Supplied entries

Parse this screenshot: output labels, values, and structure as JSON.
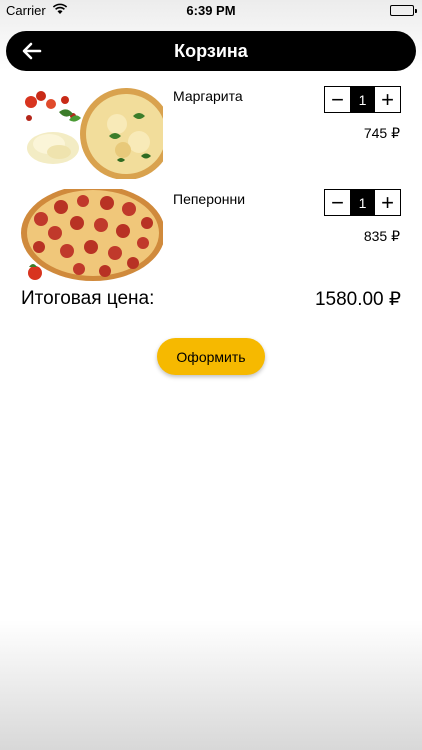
{
  "status_bar": {
    "carrier": "Carrier",
    "time": "6:39 PM"
  },
  "header": {
    "title": "Корзина",
    "back_icon": "arrow-left-icon"
  },
  "cart": {
    "items": [
      {
        "name": "Маргарита",
        "quantity": "1",
        "price": "745 ₽",
        "minus": "−",
        "plus": "+"
      },
      {
        "name": "Пеперонни",
        "quantity": "1",
        "price": "835 ₽",
        "minus": "−",
        "plus": "+"
      }
    ],
    "total_label": "Итоговая цена:",
    "total_value": "1580.00 ₽",
    "checkout_label": "Оформить"
  },
  "colors": {
    "accent": "#f6b900",
    "header_bg": "#000000"
  }
}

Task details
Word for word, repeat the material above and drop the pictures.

Your response
Parse this screenshot: output labels, values, and structure as JSON.
{
  "status_bar": {
    "carrier": "Carrier",
    "time": "6:39 PM"
  },
  "header": {
    "title": "Корзина",
    "back_icon": "arrow-left-icon"
  },
  "cart": {
    "items": [
      {
        "name": "Маргарита",
        "quantity": "1",
        "price": "745 ₽",
        "minus": "−",
        "plus": "+"
      },
      {
        "name": "Пеперонни",
        "quantity": "1",
        "price": "835 ₽",
        "minus": "−",
        "plus": "+"
      }
    ],
    "total_label": "Итоговая цена:",
    "total_value": "1580.00 ₽",
    "checkout_label": "Оформить"
  },
  "colors": {
    "accent": "#f6b900",
    "header_bg": "#000000"
  }
}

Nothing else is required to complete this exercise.